Data extracts:
# # # # # # #
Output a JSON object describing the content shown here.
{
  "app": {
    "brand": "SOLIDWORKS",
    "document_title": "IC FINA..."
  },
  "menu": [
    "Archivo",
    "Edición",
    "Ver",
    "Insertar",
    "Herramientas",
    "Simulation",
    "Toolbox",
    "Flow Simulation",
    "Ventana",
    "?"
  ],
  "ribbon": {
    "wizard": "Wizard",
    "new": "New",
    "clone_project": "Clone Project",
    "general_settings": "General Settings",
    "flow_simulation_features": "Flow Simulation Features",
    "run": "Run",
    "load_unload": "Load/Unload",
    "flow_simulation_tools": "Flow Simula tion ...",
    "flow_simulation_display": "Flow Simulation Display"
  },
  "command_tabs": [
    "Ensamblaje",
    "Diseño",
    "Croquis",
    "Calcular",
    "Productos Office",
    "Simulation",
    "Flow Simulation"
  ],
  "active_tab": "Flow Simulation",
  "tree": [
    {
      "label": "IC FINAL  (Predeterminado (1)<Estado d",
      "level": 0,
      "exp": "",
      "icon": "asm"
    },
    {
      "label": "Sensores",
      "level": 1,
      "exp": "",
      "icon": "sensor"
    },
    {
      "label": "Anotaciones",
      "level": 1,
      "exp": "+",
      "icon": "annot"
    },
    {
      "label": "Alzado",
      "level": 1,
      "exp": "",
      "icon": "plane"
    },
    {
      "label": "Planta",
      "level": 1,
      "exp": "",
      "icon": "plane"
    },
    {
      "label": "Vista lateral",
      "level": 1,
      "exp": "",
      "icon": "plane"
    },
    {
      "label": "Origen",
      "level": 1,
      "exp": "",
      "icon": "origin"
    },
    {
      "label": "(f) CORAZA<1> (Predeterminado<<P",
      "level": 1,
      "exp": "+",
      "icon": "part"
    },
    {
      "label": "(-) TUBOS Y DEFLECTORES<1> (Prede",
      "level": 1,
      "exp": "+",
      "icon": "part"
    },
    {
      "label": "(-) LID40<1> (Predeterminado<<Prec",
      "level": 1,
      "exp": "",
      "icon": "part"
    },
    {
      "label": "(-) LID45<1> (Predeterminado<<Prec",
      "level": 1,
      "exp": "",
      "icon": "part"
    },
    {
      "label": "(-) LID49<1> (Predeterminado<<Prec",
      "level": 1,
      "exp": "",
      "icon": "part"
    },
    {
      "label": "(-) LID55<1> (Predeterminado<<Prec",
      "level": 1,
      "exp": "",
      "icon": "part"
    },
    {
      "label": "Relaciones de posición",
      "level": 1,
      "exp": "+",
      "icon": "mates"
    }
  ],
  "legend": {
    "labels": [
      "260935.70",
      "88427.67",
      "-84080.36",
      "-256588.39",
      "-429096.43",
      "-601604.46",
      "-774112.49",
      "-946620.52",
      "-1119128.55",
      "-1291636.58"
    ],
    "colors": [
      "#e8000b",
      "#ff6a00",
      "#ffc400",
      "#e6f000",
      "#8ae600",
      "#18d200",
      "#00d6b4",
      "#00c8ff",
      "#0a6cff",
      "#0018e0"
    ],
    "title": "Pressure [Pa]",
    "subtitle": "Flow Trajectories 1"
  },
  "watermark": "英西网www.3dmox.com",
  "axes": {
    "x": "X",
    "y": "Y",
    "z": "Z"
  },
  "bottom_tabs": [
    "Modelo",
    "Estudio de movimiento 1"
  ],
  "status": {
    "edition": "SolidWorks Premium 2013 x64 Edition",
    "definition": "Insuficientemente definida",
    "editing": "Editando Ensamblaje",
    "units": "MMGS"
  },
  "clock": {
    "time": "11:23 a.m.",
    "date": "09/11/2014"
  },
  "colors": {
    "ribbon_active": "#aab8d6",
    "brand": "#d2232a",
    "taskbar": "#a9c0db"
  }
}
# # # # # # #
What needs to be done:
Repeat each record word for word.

Your solution:
Output a JSON object describing the content shown here.
{
  "app": {
    "brand": "SOLIDWORKS",
    "document_title": "IC FINA..."
  },
  "menu": [
    "Archivo",
    "Edición",
    "Ver",
    "Insertar",
    "Herramientas",
    "Simulation",
    "Toolbox",
    "Flow Simulation",
    "Ventana",
    "?"
  ],
  "ribbon": {
    "wizard": "Wizard",
    "new": "New",
    "clone_project": "Clone Project",
    "general_settings": "General Settings",
    "flow_simulation_features": "Flow Simulation Features",
    "run": "Run",
    "load_unload": "Load/Unload",
    "flow_simulation_tools": "Flow Simula tion ...",
    "flow_simulation_display": "Flow Simulation Display"
  },
  "command_tabs": [
    "Ensamblaje",
    "Diseño",
    "Croquis",
    "Calcular",
    "Productos Office",
    "Simulation",
    "Flow Simulation"
  ],
  "active_tab": "Flow Simulation",
  "tree": [
    {
      "label": "IC FINAL  (Predeterminado (1)<Estado d",
      "level": 0,
      "exp": "",
      "icon": "asm"
    },
    {
      "label": "Sensores",
      "level": 1,
      "exp": "",
      "icon": "sensor"
    },
    {
      "label": "Anotaciones",
      "level": 1,
      "exp": "+",
      "icon": "annot"
    },
    {
      "label": "Alzado",
      "level": 1,
      "exp": "",
      "icon": "plane"
    },
    {
      "label": "Planta",
      "level": 1,
      "exp": "",
      "icon": "plane"
    },
    {
      "label": "Vista lateral",
      "level": 1,
      "exp": "",
      "icon": "plane"
    },
    {
      "label": "Origen",
      "level": 1,
      "exp": "",
      "icon": "origin"
    },
    {
      "label": "(f) CORAZA<1> (Predeterminado<<P",
      "level": 1,
      "exp": "+",
      "icon": "part"
    },
    {
      "label": "(-) TUBOS Y DEFLECTORES<1> (Prede",
      "level": 1,
      "exp": "+",
      "icon": "part"
    },
    {
      "label": "(-) LID40<1> (Predeterminado<<Prec",
      "level": 1,
      "exp": "",
      "icon": "part"
    },
    {
      "label": "(-) LID45<1> (Predeterminado<<Prec",
      "level": 1,
      "exp": "",
      "icon": "part"
    },
    {
      "label": "(-) LID49<1> (Predeterminado<<Prec",
      "level": 1,
      "exp": "",
      "icon": "part"
    },
    {
      "label": "(-) LID55<1> (Predeterminado<<Prec",
      "level": 1,
      "exp": "",
      "icon": "part"
    },
    {
      "label": "Relaciones de posición",
      "level": 1,
      "exp": "+",
      "icon": "mates"
    }
  ],
  "legend": {
    "labels": [
      "260935.70",
      "88427.67",
      "-84080.36",
      "-256588.39",
      "-429096.43",
      "-601604.46",
      "-774112.49",
      "-946620.52",
      "-1119128.55",
      "-1291636.58"
    ],
    "colors": [
      "#e8000b",
      "#ff6a00",
      "#ffc400",
      "#e6f000",
      "#8ae600",
      "#18d200",
      "#00d6b4",
      "#00c8ff",
      "#0a6cff",
      "#0018e0"
    ],
    "title": "Pressure [Pa]",
    "subtitle": "Flow Trajectories 1"
  },
  "watermark": "英西网www.3dmox.com",
  "axes": {
    "x": "X",
    "y": "Y",
    "z": "Z"
  },
  "bottom_tabs": [
    "Modelo",
    "Estudio de movimiento 1"
  ],
  "status": {
    "edition": "SolidWorks Premium 2013 x64 Edition",
    "definition": "Insuficientemente definida",
    "editing": "Editando Ensamblaje",
    "units": "MMGS"
  },
  "clock": {
    "time": "11:23 a.m.",
    "date": "09/11/2014"
  },
  "colors": {
    "ribbon_active": "#aab8d6",
    "brand": "#d2232a",
    "taskbar": "#a9c0db"
  }
}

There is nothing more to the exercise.